[Problem to work on]:
Go line by line through the data below and work out how many lines contain "name"; the answer is that number alone.
== Segment start ==
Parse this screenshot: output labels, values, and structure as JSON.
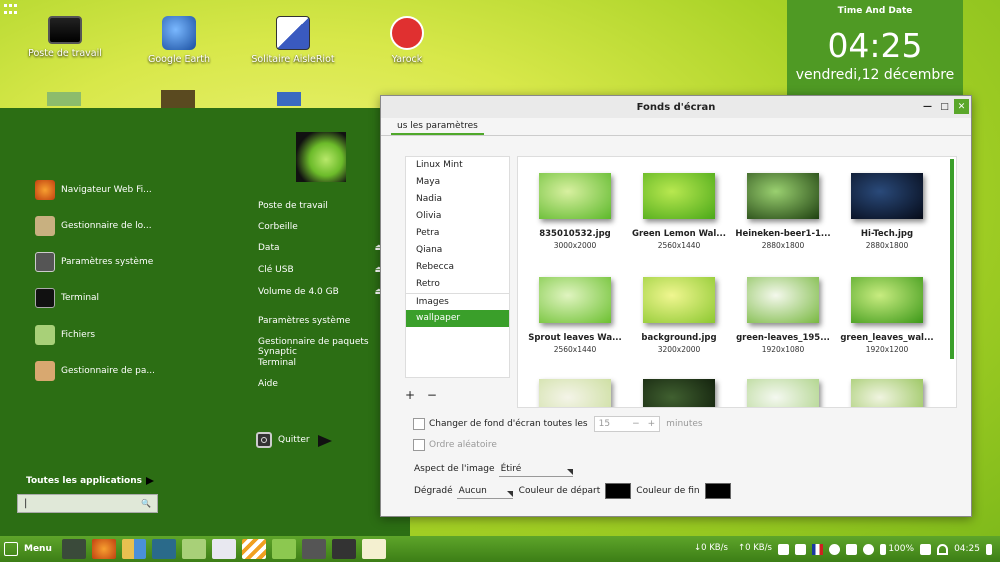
{
  "desktop": {
    "icons": [
      {
        "label": "Poste de travail"
      },
      {
        "label": "Google Earth"
      },
      {
        "label": "Solitaire AisleRiot"
      },
      {
        "label": "Yarock"
      }
    ]
  },
  "clock_widget": {
    "title": "Time And Date",
    "time": "04:25",
    "date": "vendredi,12 décembre"
  },
  "app_menu": {
    "favorites": [
      {
        "label": "Navigateur Web Fi..."
      },
      {
        "label": "Gestionnaire de lo..."
      },
      {
        "label": "Paramètres système"
      },
      {
        "label": "Terminal"
      },
      {
        "label": "Fichiers"
      },
      {
        "label": "Gestionnaire de pa..."
      }
    ],
    "places": [
      {
        "label": "Poste de travail",
        "eject": ""
      },
      {
        "label": "Corbeille",
        "eject": ""
      },
      {
        "label": "Data",
        "eject": "⏏"
      },
      {
        "label": "Clé USB",
        "eject": "⏏"
      },
      {
        "label": "Volume de 4.0 GB",
        "eject": "⏏"
      }
    ],
    "system": [
      {
        "label": "Paramètres système"
      },
      {
        "label": "Gestionnaire de paquets Synaptic"
      },
      {
        "label": "Terminal"
      },
      {
        "label": "Aide"
      }
    ],
    "quit_label": "Quitter",
    "all_apps_label": "Toutes les applications",
    "search_value": "|",
    "search_icon": "🔍"
  },
  "window": {
    "title": "Fonds d'écran",
    "tab_label": "us les paramètres",
    "buttons": {
      "min": "—",
      "max": "□",
      "close": "✕"
    },
    "themes": [
      "Linux Mint",
      "Maya",
      "Nadia",
      "Olivia",
      "Petra",
      "Qiana",
      "Rebecca",
      "Retro"
    ],
    "folders": [
      "Images",
      "wallpaper"
    ],
    "selected_folder": "wallpaper",
    "add_label": "+",
    "remove_label": "−",
    "wallpapers": [
      {
        "name": "835010532.jpg",
        "dims": "3000x2000",
        "c1": "#d8f0a0",
        "c2": "#5cb82a"
      },
      {
        "name": "Green Lemon Wal...",
        "dims": "2560x1440",
        "c1": "#b8e850",
        "c2": "#4aa818"
      },
      {
        "name": "Heineken-beer1-1...",
        "dims": "2880x1800",
        "c1": "#9ad070",
        "c2": "#1e4010"
      },
      {
        "name": "Hi-Tech.jpg",
        "dims": "2880x1800",
        "c1": "#2a4a7a",
        "c2": "#050a18"
      },
      {
        "name": "Sprout leaves Wa...",
        "dims": "2560x1440",
        "c1": "#e0f4c0",
        "c2": "#6cc030"
      },
      {
        "name": "background.jpg",
        "dims": "3200x2000",
        "c1": "#f0f690",
        "c2": "#8cc830"
      },
      {
        "name": "green-leaves_195...",
        "dims": "1920x1080",
        "c1": "#f4f8ec",
        "c2": "#78b840"
      },
      {
        "name": "green_leaves_wal...",
        "dims": "1920x1200",
        "c1": "#c8ec80",
        "c2": "#3c9818"
      },
      {
        "name": "",
        "dims": "",
        "c1": "#f4f4e8",
        "c2": "#c8dc98"
      },
      {
        "name": "",
        "dims": "",
        "c1": "#406030",
        "c2": "#0c1808"
      },
      {
        "name": "",
        "dims": "",
        "c1": "#f4f8f0",
        "c2": "#a8d080"
      },
      {
        "name": "",
        "dims": "",
        "c1": "#f0f4e0",
        "c2": "#90c050"
      }
    ],
    "options": {
      "change_label": "Changer de fond d'écran toutes les",
      "interval": "15",
      "minus": "−",
      "plus": "+",
      "minutes_label": "minutes",
      "random_label": "Ordre aléatoire",
      "aspect_label": "Aspect de l'image",
      "aspect_value": "Étiré",
      "gradient_label": "Dégradé",
      "gradient_value": "Aucun",
      "start_color_label": "Couleur de départ",
      "end_color_label": "Couleur de fin"
    }
  },
  "taskbar": {
    "menu_label": "Menu",
    "net_down": "↓0 KB/s",
    "net_up": "↑0 KB/s",
    "battery": "100%",
    "time": "04:25"
  },
  "colors": {
    "accent": "#3a9f2a",
    "menu_bg": "#2c6e14",
    "clock_bg": "#4f9a24"
  }
}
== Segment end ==
[Answer to this exercise]:
12